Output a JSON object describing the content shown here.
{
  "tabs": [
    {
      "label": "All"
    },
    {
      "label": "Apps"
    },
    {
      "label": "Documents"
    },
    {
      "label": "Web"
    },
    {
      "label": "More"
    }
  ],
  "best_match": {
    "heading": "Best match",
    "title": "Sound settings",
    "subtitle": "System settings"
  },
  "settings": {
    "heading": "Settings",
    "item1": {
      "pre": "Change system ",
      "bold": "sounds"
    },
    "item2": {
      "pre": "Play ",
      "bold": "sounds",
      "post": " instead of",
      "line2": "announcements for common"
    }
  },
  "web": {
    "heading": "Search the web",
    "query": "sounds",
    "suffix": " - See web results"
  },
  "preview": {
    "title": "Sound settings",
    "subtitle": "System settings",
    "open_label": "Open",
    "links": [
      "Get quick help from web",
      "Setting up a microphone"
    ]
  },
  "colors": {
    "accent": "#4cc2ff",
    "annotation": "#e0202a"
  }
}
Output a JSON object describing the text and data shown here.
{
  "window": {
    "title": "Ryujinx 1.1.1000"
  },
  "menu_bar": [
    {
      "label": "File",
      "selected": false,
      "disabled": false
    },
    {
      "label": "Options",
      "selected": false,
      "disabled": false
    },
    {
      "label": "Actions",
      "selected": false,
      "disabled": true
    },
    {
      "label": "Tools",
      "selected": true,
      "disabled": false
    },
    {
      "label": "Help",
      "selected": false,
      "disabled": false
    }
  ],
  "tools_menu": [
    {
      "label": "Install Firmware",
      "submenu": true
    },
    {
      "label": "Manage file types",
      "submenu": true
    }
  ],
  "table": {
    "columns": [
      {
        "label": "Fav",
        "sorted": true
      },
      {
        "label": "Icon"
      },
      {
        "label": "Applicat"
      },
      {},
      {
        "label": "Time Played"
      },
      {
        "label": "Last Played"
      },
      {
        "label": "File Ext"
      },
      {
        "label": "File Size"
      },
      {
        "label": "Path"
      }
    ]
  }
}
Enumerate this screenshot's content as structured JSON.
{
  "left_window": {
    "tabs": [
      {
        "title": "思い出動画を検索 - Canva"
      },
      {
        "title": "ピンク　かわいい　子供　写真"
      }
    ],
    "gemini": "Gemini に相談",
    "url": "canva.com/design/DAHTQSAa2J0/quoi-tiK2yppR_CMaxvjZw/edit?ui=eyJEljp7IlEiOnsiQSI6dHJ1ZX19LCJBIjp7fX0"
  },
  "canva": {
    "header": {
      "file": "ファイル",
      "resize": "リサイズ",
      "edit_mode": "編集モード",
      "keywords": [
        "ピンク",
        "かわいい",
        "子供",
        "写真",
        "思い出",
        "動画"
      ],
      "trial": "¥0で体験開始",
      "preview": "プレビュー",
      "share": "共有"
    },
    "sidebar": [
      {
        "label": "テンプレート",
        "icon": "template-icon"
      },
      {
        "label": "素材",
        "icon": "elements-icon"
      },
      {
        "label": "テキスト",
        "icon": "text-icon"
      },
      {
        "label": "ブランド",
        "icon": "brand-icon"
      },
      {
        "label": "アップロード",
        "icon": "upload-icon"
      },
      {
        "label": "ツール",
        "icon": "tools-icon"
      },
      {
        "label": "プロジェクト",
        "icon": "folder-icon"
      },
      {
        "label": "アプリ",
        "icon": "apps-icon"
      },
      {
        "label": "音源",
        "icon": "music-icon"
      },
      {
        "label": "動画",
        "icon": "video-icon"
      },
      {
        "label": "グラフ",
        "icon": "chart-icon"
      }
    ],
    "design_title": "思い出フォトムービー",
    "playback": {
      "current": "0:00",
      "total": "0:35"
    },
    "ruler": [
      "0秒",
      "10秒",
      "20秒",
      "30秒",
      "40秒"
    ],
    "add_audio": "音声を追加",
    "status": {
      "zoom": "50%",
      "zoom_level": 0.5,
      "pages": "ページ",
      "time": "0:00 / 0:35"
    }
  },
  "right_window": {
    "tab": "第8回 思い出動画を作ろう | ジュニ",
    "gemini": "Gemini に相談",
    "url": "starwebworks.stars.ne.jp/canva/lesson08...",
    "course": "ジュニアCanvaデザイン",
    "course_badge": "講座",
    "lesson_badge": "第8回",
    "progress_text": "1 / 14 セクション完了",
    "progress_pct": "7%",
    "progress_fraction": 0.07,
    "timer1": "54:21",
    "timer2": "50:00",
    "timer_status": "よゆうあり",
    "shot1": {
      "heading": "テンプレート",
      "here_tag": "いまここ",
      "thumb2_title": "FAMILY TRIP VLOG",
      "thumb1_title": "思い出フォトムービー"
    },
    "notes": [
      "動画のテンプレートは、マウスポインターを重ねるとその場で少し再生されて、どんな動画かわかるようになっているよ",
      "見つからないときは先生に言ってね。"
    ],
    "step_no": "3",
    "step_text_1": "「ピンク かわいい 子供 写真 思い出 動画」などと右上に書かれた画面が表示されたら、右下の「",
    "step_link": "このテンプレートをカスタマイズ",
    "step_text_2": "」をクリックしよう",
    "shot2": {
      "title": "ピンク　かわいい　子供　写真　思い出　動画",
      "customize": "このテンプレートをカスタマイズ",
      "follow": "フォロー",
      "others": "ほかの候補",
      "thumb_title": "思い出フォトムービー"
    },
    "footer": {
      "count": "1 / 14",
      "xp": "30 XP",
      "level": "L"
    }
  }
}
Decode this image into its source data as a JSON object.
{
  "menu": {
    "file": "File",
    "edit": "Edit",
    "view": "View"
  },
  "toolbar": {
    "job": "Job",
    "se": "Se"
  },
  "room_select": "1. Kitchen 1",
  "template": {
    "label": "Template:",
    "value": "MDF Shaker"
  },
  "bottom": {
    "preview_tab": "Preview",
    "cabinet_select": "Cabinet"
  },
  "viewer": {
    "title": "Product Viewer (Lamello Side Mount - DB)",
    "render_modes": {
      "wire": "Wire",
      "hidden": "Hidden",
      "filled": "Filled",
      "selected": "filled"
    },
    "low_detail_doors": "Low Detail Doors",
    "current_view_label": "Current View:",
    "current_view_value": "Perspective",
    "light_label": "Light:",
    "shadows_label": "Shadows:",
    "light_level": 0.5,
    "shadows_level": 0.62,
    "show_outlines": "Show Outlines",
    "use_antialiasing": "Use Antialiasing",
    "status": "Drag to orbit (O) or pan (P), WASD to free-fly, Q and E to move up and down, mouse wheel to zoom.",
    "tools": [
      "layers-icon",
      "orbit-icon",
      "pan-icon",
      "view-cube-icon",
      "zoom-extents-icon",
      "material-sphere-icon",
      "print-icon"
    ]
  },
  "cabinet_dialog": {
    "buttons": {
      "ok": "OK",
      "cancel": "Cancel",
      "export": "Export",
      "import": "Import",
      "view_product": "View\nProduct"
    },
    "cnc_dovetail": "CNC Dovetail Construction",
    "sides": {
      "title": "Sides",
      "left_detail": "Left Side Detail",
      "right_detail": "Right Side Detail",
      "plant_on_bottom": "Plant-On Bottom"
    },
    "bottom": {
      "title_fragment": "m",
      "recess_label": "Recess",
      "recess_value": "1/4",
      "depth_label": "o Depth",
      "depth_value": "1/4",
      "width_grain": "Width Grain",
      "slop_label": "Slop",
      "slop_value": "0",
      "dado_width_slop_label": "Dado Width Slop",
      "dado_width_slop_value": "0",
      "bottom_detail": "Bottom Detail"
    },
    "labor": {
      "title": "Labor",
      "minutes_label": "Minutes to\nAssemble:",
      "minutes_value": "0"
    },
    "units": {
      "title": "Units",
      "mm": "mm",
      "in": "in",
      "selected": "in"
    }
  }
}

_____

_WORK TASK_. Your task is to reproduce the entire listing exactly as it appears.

_ANSWER AREA_.
Output a JSON object describing the content shown here.
{
  "tabs": [
    {
      "label": "All"
    },
    {
      "label": "Apps"
    },
    {
      "label": "Documents"
    },
    {
      "label": "Web"
    },
    {
      "label": "More"
    }
  ],
  "best_match": {
    "heading": "Best match",
    "title": "Sound settings",
    "subtitle": "System settings"
  },
  "settings": {
    "heading": "Settings",
    "item1": {
      "pre": "Change system ",
      "bold": "sounds"
    },
    "item2": {
      "pre": "Play ",
      "bold": "sounds",
      "post": " instead of",
      "line2": "announcements for common"
    }
  },
  "web": {
    "heading": "Search the web",
    "query": "sounds",
    "suffix": " - See web results"
  },
  "preview": {
    "title": "Sound settings",
    "subtitle": "System settings",
    "open_label": "Open",
    "links": [
      "Get quick help from web",
      "Setting up a microphone"
    ]
  },
  "colors": {
    "accent": "#4cc2ff",
    "annotation": "#e0202a"
  }
}
Output a JSON object describing the text and data shown here.
{
  "window": {
    "title": "Ryujinx 1.1.1000"
  },
  "menu_bar": [
    {
      "label": "File",
      "selected": false,
      "disabled": false
    },
    {
      "label": "Options",
      "selected": false,
      "disabled": false
    },
    {
      "label": "Actions",
      "selected": false,
      "disabled": true
    },
    {
      "label": "Tools",
      "selected": true,
      "disabled": false
    },
    {
      "label": "Help",
      "selected": false,
      "disabled": false
    }
  ],
  "tools_menu": [
    {
      "label": "Install Firmware",
      "submenu": true
    },
    {
      "label": "Manage file types",
      "submenu": true
    }
  ],
  "table": {
    "columns": [
      {
        "label": "Fav",
        "sorted": true
      },
      {
        "label": "Icon"
      },
      {
        "label": "Applicat"
      },
      {},
      {
        "label": "Time Played"
      },
      {
        "label": "Last Played"
      },
      {
        "label": "File Ext"
      },
      {
        "label": "File Size"
      },
      {
        "label": "Path"
      }
    ]
  }
}
Enumerate this screenshot's content as structured JSON.
{
  "left_window": {
    "tabs": [
      {
        "title": "思い出動画を検索 - Canva"
      },
      {
        "title": "ピンク　かわいい　子供　写真"
      }
    ],
    "gemini": "Gemini に相談",
    "url": "canva.com/design/DAHTQSAa2J0/quoi-tiK2yppR_CMaxvjZw/edit?ui=eyJEljp7IlEiOnsiQSI6dHJ1ZX19LCJBIjp7fX0"
  },
  "canva": {
    "header": {
      "file": "ファイル",
      "resize": "リサイズ",
      "edit_mode": "編集モード",
      "keywords": [
        "ピンク",
        "かわいい",
        "子供",
        "写真",
        "思い出",
        "動画"
      ],
      "trial": "¥0で体験開始",
      "preview": "プレビュー",
      "share": "共有"
    },
    "sidebar": [
      {
        "label": "テンプレート",
        "icon": "template-icon"
      },
      {
        "label": "素材",
        "icon": "elements-icon"
      },
      {
        "label": "テキスト",
        "icon": "text-icon"
      },
      {
        "label": "ブランド",
        "icon": "brand-icon"
      },
      {
        "label": "アップロード",
        "icon": "upload-icon"
      },
      {
        "label": "ツール",
        "icon": "tools-icon"
      },
      {
        "label": "プロジェクト",
        "icon": "folder-icon"
      },
      {
        "label": "アプリ",
        "icon": "apps-icon"
      },
      {
        "label": "音源",
        "icon": "music-icon"
      },
      {
        "label": "動画",
        "icon": "video-icon"
      },
      {
        "label": "グラフ",
        "icon": "chart-icon"
      }
    ],
    "design_title": "思い出フォトムービー",
    "playback": {
      "current": "0:00",
      "total": "0:35"
    },
    "ruler": [
      "0秒",
      "10秒",
      "20秒",
      "30秒",
      "40秒"
    ],
    "add_audio": "音声を追加",
    "status": {
      "zoom": "50%",
      "zoom_level": 0.5,
      "pages": "ページ",
      "time": "0:00 / 0:35"
    }
  },
  "right_window": {
    "tab": "第8回 思い出動画を作ろう | ジュニ",
    "gemini": "Gemini に相談",
    "url": "starwebworks.stars.ne.jp/canva/lesson08...",
    "course": "ジュニアCanvaデザイン",
    "course_badge": "講座",
    "lesson_badge": "第8回",
    "progress_text": "1 / 14 セクション完了",
    "progress_pct": "7%",
    "progress_fraction": 0.07,
    "timer1": "54:21",
    "timer2": "50:00",
    "timer_status": "よゆうあり",
    "shot1": {
      "heading": "テンプレート",
      "here_tag": "いまここ",
      "thumb2_title": "FAMILY TRIP VLOG",
      "thumb1_title": "思い出フォトムービー"
    },
    "notes": [
      "動画のテンプレートは、マウスポインターを重ねるとその場で少し再生されて、どんな動画かわかるようになっているよ",
      "見つからないときは先生に言ってね。"
    ],
    "step_no": "3",
    "step_text_1": "「ピンク かわいい 子供 写真 思い出 動画」などと右上に書かれた画面が表示されたら、右下の「",
    "step_link": "このテンプレートをカスタマイズ",
    "step_text_2": "」をクリックしよう",
    "shot2": {
      "title": "ピンク　かわいい　子供　写真　思い出　動画",
      "customize": "このテンプレートをカスタマイズ",
      "follow": "フォロー",
      "others": "ほかの候補",
      "thumb_title": "思い出フォトムービー"
    },
    "footer": {
      "count": "1 / 14",
      "xp": "30 XP",
      "level": "L"
    }
  }
}
Decode this image into its source data as a JSON object.
{
  "menu": {
    "file": "File",
    "edit": "Edit",
    "view": "View"
  },
  "toolbar": {
    "job": "Job",
    "se": "Se"
  },
  "room_select": "1. Kitchen 1",
  "template": {
    "label": "Template:",
    "value": "MDF Shaker"
  },
  "bottom": {
    "preview_tab": "Preview",
    "cabinet_select": "Cabinet"
  },
  "viewer": {
    "title": "Product Viewer (Lamello Side Mount - DB)",
    "render_modes": {
      "wire": "Wire",
      "hidden": "Hidden",
      "filled": "Filled",
      "selected": "filled"
    },
    "low_detail_doors": "Low Detail Doors",
    "current_view_label": "Current View:",
    "current_view_value": "Perspective",
    "light_label": "Light:",
    "shadows_label": "Shadows:",
    "light_level": 0.5,
    "shadows_level": 0.62,
    "show_outlines": "Show Outlines",
    "use_antialiasing": "Use Antialiasing",
    "status": "Drag to orbit (O) or pan (P), WASD to free-fly, Q and E to move up and down, mouse wheel to zoom.",
    "tools": [
      "layers-icon",
      "orbit-icon",
      "pan-icon",
      "view-cube-icon",
      "zoom-extents-icon",
      "material-sphere-icon",
      "print-icon"
    ]
  },
  "cabinet_dialog": {
    "buttons": {
      "ok": "OK",
      "cancel": "Cancel",
      "export": "Export",
      "import": "Import",
      "view_product": "View\nProduct"
    },
    "cnc_dovetail": "CNC Dovetail Construction",
    "sides": {
      "title": "Sides",
      "left_detail": "Left Side Detail",
      "right_detail": "Right Side Detail",
      "plant_on_bottom": "Plant-On Bottom"
    },
    "bottom": {
      "title_fragment": "m",
      "recess_label": "Recess",
      "recess_value": "1/4",
      "depth_label": "o Depth",
      "depth_value": "1/4",
      "width_grain": "Width Grain",
      "slop_label": "Slop",
      "slop_value": "0",
      "dado_width_slop_label": "Dado Width Slop",
      "dado_width_slop_value": "0",
      "bottom_detail": "Bottom Detail"
    },
    "labor": {
      "title": "Labor",
      "minutes_label": "Minutes to\nAssemble:",
      "minutes_value": "0"
    },
    "units": {
      "title": "Units",
      "mm": "mm",
      "in": "in",
      "selected": "in"
    }
  }
}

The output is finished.